This risk of capital flight is a major reason many OECD countries have moved away from wealth taxes. In 1995, 14 nations taxed wealth; now there are four: Norway, Spain, Switzerland, and France. This year France replaced its wealth tax with a new wealth levy that specifically exempts financial assets.
A related complaint: Wealth taxes brought in less than expected. In Switzerland, for example, researchers found that for every 0.1 percentage point rise in the wealth tax, the amount of reported wealth went down by 3.5 percent. Other studies suggest this lowball reporting is less obvious in Sweden and Denmark, potentially because financial institutions in those countries report their customers’ holdings to the tax authorities; in Switzerland, they don’t, says Marius Brülhart, an economist at Switzerland's University of Lausanne.
In the United States, “we don't have an infrastructure for determining and monitoring taxable wealth,” says Professor Slemrod of the University of Michigan. “It’s not easy.”

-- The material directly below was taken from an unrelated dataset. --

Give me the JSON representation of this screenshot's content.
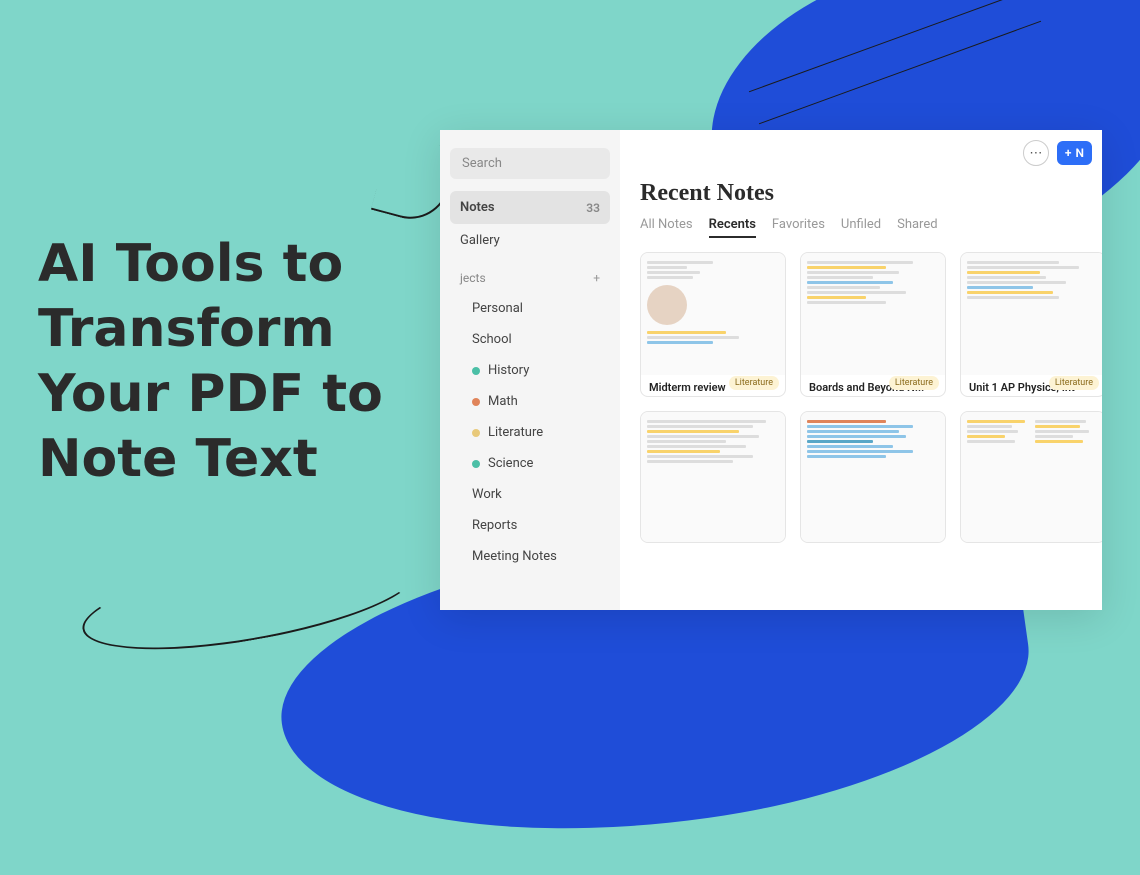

Then there are constitutional objections unique to the US. The Constitution bans any national “direct” tax that is not apportioned according to state populations. A wealth tax was not considered a direct tax until 1895, when an anti-populist Supreme Court used the language to strike down an income tax and effectively block a national tax on wealth. In 1913, the 16th Amendment made it legal to collect income taxes regardless of population but didn’t address wealth taxes. How today’s court might rule if such a measure were passed is not clear, constitutional scholars say.
None of this means that Warren’s wealth tax is dead on arrival. Quite the opposite. A new Politico/Morning Consult poll found that 61 percent of Americans (including 50 percent of Republicans) support a tax on the very wealthy, with just 20 percent opposing it.

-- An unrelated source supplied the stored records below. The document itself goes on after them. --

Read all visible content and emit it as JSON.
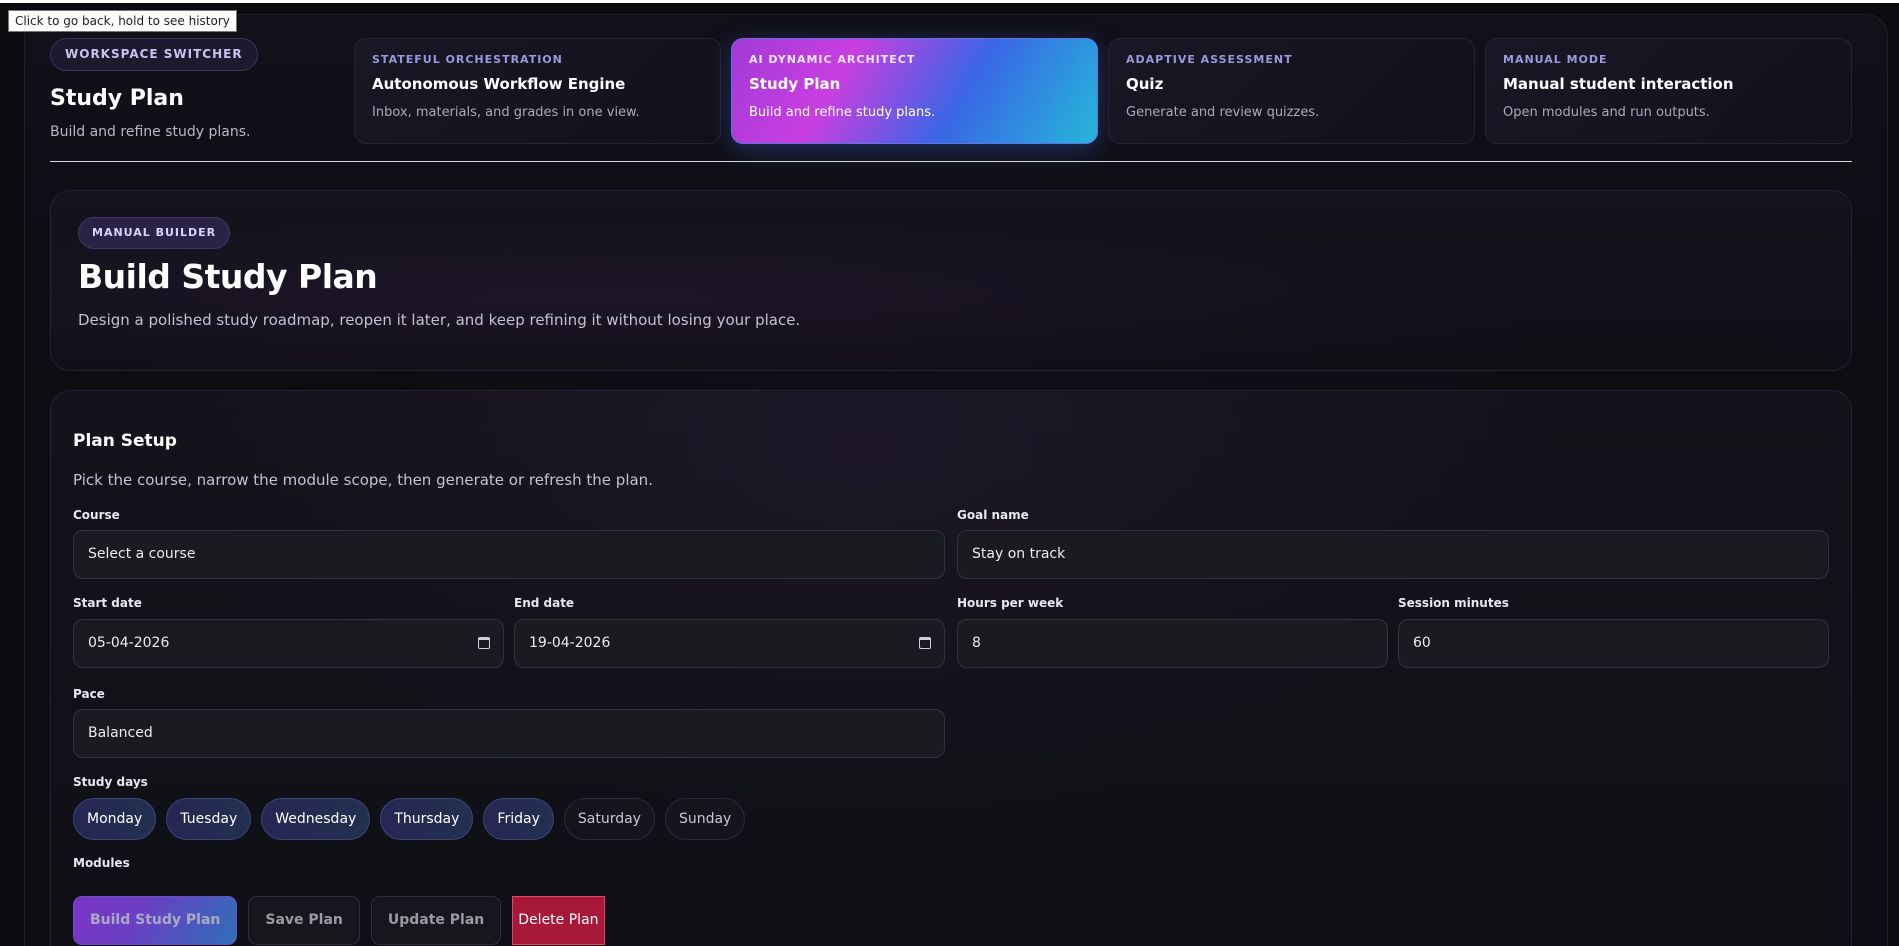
{
  "tooltip": "Click to go back, hold to see history",
  "workspace": {
    "pill": "WORKSPACE SWITCHER",
    "title": "Study Plan",
    "subtitle": "Build and refine study plans."
  },
  "modes": [
    {
      "eyebrow": "STATEFUL ORCHESTRATION",
      "title": "Autonomous Workflow Engine",
      "desc": "Inbox, materials, and grades in one view."
    },
    {
      "eyebrow": "AI DYNAMIC ARCHITECT",
      "title": "Study Plan",
      "desc": "Build and refine study plans."
    },
    {
      "eyebrow": "ADAPTIVE ASSESSMENT",
      "title": "Quiz",
      "desc": "Generate and review quizzes."
    },
    {
      "eyebrow": "MANUAL MODE",
      "title": "Manual student interaction",
      "desc": "Open modules and run outputs."
    }
  ],
  "hero": {
    "pill": "MANUAL BUILDER",
    "title": "Build Study Plan",
    "subtitle": "Design a polished study roadmap, reopen it later, and keep refining it without losing your place."
  },
  "setup": {
    "title": "Plan Setup",
    "subtitle": "Pick the course, narrow the module scope, then generate or refresh the plan.",
    "course": {
      "label": "Course",
      "value": "Select a course"
    },
    "goal": {
      "label": "Goal name",
      "value": "Stay on track"
    },
    "start": {
      "label": "Start date",
      "value": "05-04-2026"
    },
    "end": {
      "label": "End date",
      "value": "19-04-2026"
    },
    "hours": {
      "label": "Hours per week",
      "value": "8"
    },
    "session": {
      "label": "Session minutes",
      "value": "60"
    },
    "pace": {
      "label": "Pace",
      "value": "Balanced"
    },
    "days_label": "Study days",
    "days": [
      "Monday",
      "Tuesday",
      "Wednesday",
      "Thursday",
      "Friday",
      "Saturday",
      "Sunday"
    ],
    "modules_label": "Modules",
    "buttons": {
      "build": "Build Study Plan",
      "save": "Save Plan",
      "update": "Update Plan",
      "delete": "Delete Plan"
    }
  }
}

Economists behind the plan expect it will raise $2.75 trillion in a decade, enough to fund a much more robust Internal Revenue Service as well as Warren’s priorities on child care, reduced student debt, and climate policies. To avoid the problems that OECD nations faced, Warren’s plan calls for a broad wealth tax with few if any loopholes and a hefty exit tax if rich Americans decide to give up their citizenship to avoid taxes.
“You would see some people trying to hide assets abroad,” says Dr. Viard of the American Enterprise Institute. “We’ve gotten better at tracking the foreign bank accounts. But there are other ways of hiding assets overseas.”
Warren’s rivals for the Democratic presidential nomination have offered alternative ways to tax the wealthy. Sen. Bernie Sanders (I) of Vermont has proposed expanding the current estate tax, which also taxes wealth but only once: when it transfers to one’s heirs. And Rep. Alexandria Ocasio-Cortez (D) of New York has suggested a 70 percent income tax on people earning more than $10 million.
Given the rise of inequality at the top and prospects that it will continue, "there is a strong case to be made in the US and elsewhere for increasing the progressivity of taxation again," says Mr. Brülhart of the University of Lausanne. And not just through a wealth tax, he adds. "Probably the most reasonable way of doing it is a little bit of everything."
[Editor's note: This story was corrected to make clear that a small wealth tax could eliminate all the income from a bond portfolio and that the Supreme Court struck down a national income tax in 1895. The final paragraph was added after the story's initial publication.]